For kids and teenagers, working a summer job is a common way to pay for college, help support your family, or just make some extra cash. But what if you’re not old enough to get a real job? Here in Petersburg, one young entrepreneur has developed a unique side gig. KFSK’s Ari Snider reports.
It’s a quiet Sunday afternoon in downtown Petersburg. A few tourists amble slowly up the sidewalk. Cannery workers come out for a break. Nearly all the shops are closed. But eleven-year-old Thomas Terwilliger is hard at work. Doing back flips.
“Yeah I’ve been doing a back flip for about two years, I’ve been showing people around town,” Terwilliger said. “I’ve been going around getting money from doing it.”
The business model is pretty simple. Find something to jump off, like a railing or a dumpster, then hang out and ask anyone who walks past if they’d like to see a flip for a dollar.
Terwilliger has set up shop in the parking lot on the corner of Fram Street and Nordic Drive when Richard and Marsha Peterson-Jones walk past. He gives them the pitch and they say sure, what the heck. So Terwilliger hops up onto a two-foot high guardrail.
He finds his balance, braces himself against the wall, then flings himself backward, inverting in midair and coming down to land on his feet.
“Oh wow cool!” the Peterson-Jones exclaimed together.
“Well when he just approached me I was wondering, well ok what scam is this? But then that sounded plausible,” Richard said. “Then I thought he was gonna do it on his bike and I said no I’m not gonna pay for that cause he’ll get killed.
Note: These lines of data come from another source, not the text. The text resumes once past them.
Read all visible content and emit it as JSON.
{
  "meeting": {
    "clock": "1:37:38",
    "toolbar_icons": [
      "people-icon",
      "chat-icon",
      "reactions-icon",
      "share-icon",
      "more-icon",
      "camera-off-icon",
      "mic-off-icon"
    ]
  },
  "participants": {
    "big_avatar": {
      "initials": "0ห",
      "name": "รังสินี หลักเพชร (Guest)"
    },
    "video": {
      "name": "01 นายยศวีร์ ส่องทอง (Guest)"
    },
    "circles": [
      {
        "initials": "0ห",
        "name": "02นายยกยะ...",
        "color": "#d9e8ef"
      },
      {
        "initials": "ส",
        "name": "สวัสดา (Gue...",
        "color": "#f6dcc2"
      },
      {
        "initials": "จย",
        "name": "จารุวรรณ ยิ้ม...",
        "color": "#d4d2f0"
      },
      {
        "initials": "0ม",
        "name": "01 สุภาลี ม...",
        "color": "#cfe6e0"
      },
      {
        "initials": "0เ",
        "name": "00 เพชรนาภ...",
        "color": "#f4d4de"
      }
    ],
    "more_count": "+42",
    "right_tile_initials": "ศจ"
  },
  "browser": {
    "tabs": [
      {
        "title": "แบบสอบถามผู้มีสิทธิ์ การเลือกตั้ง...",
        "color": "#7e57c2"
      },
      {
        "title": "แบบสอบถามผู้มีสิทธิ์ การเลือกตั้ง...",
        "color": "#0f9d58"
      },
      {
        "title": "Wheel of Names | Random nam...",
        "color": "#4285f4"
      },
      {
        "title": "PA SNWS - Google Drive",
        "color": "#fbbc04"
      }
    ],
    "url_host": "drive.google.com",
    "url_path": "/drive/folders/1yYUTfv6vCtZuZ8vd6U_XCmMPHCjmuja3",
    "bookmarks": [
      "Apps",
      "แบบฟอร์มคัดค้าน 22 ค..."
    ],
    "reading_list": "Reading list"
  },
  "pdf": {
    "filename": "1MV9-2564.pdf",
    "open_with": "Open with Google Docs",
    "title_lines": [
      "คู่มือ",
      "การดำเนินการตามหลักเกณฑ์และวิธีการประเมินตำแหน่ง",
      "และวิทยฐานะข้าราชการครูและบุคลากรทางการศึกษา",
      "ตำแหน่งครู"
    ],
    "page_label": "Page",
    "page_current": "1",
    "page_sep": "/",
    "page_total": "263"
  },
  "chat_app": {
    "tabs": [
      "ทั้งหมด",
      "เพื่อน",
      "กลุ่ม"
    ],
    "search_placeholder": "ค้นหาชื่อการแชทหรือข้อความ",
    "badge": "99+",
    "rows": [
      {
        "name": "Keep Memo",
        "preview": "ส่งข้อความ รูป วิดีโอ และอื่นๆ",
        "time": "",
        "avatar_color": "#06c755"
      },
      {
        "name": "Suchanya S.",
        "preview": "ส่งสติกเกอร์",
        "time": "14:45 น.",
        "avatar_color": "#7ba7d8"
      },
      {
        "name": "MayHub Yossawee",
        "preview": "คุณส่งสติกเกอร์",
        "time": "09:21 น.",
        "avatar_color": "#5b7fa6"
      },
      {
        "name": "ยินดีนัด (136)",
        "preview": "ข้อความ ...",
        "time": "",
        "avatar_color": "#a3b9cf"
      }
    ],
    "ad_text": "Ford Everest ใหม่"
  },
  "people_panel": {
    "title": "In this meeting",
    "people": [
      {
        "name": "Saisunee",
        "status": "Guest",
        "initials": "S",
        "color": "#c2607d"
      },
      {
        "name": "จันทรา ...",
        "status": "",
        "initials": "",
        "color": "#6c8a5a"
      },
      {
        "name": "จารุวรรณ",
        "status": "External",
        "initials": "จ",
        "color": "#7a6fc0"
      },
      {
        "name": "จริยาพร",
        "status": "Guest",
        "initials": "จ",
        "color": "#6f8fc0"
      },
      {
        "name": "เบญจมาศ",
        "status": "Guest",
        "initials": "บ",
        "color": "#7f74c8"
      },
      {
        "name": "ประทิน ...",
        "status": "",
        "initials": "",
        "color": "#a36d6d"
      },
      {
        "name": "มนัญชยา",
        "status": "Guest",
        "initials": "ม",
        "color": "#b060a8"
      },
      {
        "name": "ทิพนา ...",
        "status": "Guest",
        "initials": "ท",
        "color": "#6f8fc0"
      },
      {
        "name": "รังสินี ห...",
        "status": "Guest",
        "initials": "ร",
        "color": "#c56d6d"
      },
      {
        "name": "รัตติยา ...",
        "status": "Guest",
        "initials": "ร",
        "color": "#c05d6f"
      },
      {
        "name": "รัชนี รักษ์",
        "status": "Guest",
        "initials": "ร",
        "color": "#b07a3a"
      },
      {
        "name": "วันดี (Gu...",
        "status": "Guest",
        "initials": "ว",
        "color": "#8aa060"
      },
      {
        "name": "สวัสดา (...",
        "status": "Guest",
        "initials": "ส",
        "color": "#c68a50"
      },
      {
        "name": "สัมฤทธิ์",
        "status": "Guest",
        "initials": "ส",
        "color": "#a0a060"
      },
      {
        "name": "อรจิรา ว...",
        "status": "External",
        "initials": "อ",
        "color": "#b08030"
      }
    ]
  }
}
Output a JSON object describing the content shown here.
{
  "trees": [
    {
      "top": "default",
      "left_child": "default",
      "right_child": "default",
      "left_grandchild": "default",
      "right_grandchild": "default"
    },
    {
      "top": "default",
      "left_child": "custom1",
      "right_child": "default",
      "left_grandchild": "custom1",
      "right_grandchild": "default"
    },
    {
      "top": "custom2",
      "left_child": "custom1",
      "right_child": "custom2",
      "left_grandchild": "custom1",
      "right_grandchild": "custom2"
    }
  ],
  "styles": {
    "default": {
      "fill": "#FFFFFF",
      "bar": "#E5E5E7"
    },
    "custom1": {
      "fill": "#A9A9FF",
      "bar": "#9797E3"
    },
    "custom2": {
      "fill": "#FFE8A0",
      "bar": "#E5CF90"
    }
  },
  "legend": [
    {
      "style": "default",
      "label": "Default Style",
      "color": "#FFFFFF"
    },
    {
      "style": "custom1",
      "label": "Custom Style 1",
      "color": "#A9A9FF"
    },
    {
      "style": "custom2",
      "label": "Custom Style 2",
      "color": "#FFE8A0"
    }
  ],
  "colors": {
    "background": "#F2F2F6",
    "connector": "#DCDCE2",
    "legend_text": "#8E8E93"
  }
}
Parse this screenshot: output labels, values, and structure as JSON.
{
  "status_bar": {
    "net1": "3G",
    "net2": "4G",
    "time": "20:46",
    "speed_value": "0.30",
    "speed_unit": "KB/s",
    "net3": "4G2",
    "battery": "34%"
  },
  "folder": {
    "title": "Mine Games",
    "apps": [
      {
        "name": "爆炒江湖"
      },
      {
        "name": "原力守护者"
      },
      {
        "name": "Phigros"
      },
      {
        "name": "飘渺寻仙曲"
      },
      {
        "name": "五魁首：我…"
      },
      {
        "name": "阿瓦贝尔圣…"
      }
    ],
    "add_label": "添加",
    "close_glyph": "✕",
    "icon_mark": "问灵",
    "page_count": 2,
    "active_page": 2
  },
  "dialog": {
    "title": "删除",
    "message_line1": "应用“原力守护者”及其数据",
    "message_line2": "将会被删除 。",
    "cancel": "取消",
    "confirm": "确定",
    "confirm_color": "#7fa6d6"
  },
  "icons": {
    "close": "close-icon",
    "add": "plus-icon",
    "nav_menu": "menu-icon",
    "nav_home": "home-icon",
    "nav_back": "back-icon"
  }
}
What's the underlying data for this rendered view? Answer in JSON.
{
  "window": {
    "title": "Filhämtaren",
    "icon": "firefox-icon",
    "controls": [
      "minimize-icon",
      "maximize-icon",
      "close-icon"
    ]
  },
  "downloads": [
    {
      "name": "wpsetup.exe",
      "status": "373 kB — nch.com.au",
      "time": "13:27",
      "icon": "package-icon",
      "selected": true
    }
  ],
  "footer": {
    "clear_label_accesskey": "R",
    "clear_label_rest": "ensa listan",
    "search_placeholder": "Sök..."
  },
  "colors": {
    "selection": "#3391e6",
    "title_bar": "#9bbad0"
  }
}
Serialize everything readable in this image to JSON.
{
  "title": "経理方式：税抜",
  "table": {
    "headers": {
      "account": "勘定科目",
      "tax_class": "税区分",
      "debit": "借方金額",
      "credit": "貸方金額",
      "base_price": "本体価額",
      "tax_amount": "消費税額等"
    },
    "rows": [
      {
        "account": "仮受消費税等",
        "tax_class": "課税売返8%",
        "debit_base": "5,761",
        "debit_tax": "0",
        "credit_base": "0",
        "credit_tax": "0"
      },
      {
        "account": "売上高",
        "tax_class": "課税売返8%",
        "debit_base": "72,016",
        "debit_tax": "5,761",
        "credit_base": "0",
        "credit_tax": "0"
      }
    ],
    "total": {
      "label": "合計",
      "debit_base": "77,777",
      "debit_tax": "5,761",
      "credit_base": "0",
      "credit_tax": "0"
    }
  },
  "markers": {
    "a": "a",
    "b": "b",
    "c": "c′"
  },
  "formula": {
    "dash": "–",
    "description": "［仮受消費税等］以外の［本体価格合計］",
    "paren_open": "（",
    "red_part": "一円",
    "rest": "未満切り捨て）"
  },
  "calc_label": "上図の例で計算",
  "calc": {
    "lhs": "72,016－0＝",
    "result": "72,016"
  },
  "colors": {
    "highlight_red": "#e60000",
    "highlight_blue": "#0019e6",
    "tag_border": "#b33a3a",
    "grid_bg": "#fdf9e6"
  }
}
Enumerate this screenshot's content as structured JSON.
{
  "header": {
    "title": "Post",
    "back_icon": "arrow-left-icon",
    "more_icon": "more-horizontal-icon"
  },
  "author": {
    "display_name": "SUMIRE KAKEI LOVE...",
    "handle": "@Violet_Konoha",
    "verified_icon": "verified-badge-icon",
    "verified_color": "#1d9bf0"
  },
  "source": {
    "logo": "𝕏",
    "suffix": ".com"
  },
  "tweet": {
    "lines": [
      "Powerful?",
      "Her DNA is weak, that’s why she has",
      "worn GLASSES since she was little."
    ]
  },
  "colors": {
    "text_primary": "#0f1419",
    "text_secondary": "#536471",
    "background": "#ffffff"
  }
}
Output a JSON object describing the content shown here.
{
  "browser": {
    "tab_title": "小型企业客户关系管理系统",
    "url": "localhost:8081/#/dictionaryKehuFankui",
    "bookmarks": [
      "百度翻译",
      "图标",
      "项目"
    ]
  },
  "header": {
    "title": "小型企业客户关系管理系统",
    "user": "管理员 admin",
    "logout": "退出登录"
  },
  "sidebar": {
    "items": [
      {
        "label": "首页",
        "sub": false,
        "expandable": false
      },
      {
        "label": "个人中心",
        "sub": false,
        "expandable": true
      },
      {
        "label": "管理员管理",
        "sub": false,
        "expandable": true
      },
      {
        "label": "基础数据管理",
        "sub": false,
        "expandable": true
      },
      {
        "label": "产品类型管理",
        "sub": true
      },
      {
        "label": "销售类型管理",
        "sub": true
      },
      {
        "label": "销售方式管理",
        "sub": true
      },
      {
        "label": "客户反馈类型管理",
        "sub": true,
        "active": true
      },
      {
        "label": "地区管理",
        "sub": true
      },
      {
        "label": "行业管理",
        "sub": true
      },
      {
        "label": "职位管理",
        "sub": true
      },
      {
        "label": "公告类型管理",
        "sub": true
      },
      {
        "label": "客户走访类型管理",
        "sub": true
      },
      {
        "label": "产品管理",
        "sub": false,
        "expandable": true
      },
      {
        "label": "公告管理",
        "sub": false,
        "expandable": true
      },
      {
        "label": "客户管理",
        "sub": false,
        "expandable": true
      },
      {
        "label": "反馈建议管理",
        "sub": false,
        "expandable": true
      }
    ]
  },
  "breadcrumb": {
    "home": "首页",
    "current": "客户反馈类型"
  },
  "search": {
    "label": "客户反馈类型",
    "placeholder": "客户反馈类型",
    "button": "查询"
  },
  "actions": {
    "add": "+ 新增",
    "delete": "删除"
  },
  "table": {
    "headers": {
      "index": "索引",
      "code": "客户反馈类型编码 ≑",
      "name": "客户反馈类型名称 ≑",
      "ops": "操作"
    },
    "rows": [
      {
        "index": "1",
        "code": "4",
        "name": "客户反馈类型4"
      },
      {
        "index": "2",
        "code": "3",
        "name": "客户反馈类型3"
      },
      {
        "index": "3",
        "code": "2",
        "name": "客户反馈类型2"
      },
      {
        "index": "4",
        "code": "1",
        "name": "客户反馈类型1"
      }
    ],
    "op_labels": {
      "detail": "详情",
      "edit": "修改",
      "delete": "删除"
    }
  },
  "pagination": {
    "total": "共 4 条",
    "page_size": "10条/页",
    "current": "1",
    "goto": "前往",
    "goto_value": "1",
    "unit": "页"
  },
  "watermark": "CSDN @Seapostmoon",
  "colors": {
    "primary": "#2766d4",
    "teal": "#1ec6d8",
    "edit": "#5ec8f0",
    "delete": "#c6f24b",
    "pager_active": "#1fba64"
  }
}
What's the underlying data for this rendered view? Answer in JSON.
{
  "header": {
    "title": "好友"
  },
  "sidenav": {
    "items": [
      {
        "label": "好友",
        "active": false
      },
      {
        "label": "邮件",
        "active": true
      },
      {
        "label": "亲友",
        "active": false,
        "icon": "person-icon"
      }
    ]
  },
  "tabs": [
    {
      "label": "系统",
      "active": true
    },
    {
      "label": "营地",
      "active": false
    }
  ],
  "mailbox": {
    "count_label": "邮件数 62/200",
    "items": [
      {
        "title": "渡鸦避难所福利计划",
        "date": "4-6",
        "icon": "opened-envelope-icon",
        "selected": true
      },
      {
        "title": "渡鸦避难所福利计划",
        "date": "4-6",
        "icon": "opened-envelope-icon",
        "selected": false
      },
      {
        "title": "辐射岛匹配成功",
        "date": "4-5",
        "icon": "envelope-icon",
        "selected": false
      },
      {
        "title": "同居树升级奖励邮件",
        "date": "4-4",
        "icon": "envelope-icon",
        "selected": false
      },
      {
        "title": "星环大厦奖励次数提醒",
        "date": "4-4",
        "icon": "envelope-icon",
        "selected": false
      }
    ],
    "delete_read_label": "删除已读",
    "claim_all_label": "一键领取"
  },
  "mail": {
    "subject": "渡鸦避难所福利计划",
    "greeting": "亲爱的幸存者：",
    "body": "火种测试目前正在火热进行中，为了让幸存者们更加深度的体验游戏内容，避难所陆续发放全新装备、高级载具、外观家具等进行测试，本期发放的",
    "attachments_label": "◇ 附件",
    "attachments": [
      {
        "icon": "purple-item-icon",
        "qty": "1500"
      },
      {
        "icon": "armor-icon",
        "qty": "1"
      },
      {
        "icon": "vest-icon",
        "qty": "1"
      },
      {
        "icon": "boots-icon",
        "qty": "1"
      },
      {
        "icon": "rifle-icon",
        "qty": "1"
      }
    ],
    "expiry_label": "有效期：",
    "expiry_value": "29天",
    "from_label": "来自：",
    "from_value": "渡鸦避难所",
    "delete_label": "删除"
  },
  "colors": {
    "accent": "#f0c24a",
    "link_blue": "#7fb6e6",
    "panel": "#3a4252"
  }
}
But that was cool.”
Terwilliger says he’s done about 3000 back flips today.
That figure is likely somewhat exaggerated, because even if he’d been working for eight hours, that would average out to one back flip every ten seconds, with no breaks. Even so, Terwilliger has probably done more flips today than most people do in a lifetime. He says he usually rolls with a few other friends, but this afternoon he’s working alone. The goal: get enough money to buy a miniature dirt bike.
“I’m thinking one in the middle, somewhere around $500, $300,” he said.
He says he’s made about $17 today, but has more saved up.
But it’s not just about the money. Sometimes, if people don’t want to pay, Terwilliger will offer to do one for free. And if things get quiet, he’ll hop up on the railing and throw a flip just to keep himself entertained. It’s hard to make it in this business if you’re not fully committed to the craft.
“On a trampoline I can technically do a double, I do a back flip and then land on my back,” he said. “It’s really hard though, you really gotta think about not breaking your neck.”
Hanging out with Terwilliger, you start to see Petersburg in a new light. Suddenly, it’s not just a town, but a real-life, do-it-yourself amusement park. Railings, walls, dumpsters, even the occasional parked car — they each present a unique challenge with a thrilling reward. In this case, of course, the reward is throwing a back flip off it without breaking your neck.
Later on, Cedric Pehl stops by to chat with Terwilliger. Pehl is working at the PFI cannery this summer. And, as it happens, he can also do back flips, straight from the ground, without having to jump off anything. So he flips, right there in the parking lot. Terwilliger can hardly believe it.
“Dang! How does he land it?!” he exclaimed.
Terwilliger hops on his bike and starts riding off to find a grassy spot to practice this new move. He nearly forgets his roll of cash in the parking lot.